We’ve been here before, done better
I have a brother who lives in Colorado, and he is among the vaccine resistant. I’ve had endless and exhausting conversations with him, during which I’ve tried many tactics that I thought might change his mind – facts on vaccine safety, guilt (how would Mom and Dad feel if something happened to you?), long-haul consequences of the disease.
The only thing that would change his mind, he said, is if it were against the law for him not to get the vaccine. And even then, the consequences for breaking that law would have to be drastic.
The nation has faced vaccine resisters before, and efforts to save the country were more aggressive and the mobilization all encompassing.
In the 1970s, the nation’s Childhood Immunization Initiative, a federal program, used volunteers at the state level to stress the importance of and push for vaccination. The program also tracked individual vaccination records and strongly facilitated access for children who hadn’t taken part.

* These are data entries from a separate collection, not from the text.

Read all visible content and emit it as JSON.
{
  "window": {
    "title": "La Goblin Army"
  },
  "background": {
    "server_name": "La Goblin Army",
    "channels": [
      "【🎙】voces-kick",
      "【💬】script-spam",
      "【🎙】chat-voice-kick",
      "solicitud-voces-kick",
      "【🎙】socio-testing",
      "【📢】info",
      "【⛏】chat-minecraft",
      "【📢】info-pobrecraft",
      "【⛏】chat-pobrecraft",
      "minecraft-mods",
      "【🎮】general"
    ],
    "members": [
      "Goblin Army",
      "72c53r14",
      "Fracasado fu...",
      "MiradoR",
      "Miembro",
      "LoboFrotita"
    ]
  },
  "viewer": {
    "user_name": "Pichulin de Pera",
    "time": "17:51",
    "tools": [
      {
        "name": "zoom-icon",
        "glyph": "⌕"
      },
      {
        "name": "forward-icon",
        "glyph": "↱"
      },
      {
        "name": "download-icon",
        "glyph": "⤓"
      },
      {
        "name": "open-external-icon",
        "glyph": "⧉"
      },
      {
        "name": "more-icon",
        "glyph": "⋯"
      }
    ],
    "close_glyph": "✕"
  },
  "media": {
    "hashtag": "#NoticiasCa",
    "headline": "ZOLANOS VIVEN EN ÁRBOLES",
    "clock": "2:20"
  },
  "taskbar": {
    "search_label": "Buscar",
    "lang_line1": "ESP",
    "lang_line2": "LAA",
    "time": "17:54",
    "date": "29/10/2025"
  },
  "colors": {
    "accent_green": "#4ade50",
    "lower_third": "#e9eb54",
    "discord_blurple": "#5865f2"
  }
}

Eventually all 50 states got on board, requiring the vaccines that are now routine for public school enrollment.
In this pandemic, California has been among the most progressive states, mandating the vaccine for hospital workers. On Thursday, Los Angeles’ school system added the COVID-19 vaccine to its requirements for children 12 and older.
New York City is also making headway, requiring the vaccine for school staff.
But whether or not people across the country can live, function and get through this pandemic safely shouldn’t depend on a few state leaders doing the right thing. If you live in a state where officials are pro-active, you’re in luck. If you don’t, you’re on your own?
If Biden’s efforts work, it will still take more than a month to see the benefits.
Meanwhile, so many questions are spinning around in my head: What about the lambda variant? As we fall behind dealing with delta, have we opened the door for other strains to become virulent? Without more aggressive steps on mandates, will we ever reach herd immunity?
It was good to hear Biden acknowledge the frustrations held by millions of Americans.
Yes, Mr. President, we’re frustrated.
Time will tell if you’ve done enough to quell that.
Eileen Rivers is the projects editor for USA TODAY’s Editorial Page and a member of its Editorial Board.
You can read diverse opinions from our Board of Contributors and other writers on the Opinion front page, on Twitter @usatodayopinion and in our daily Opinion newsletter. To respond to a column, submit a comment to [email protected]
This article originally appeared on USA TODAY: Biden is frustrated? I’m frustrated. He’s still missing mark on COVID.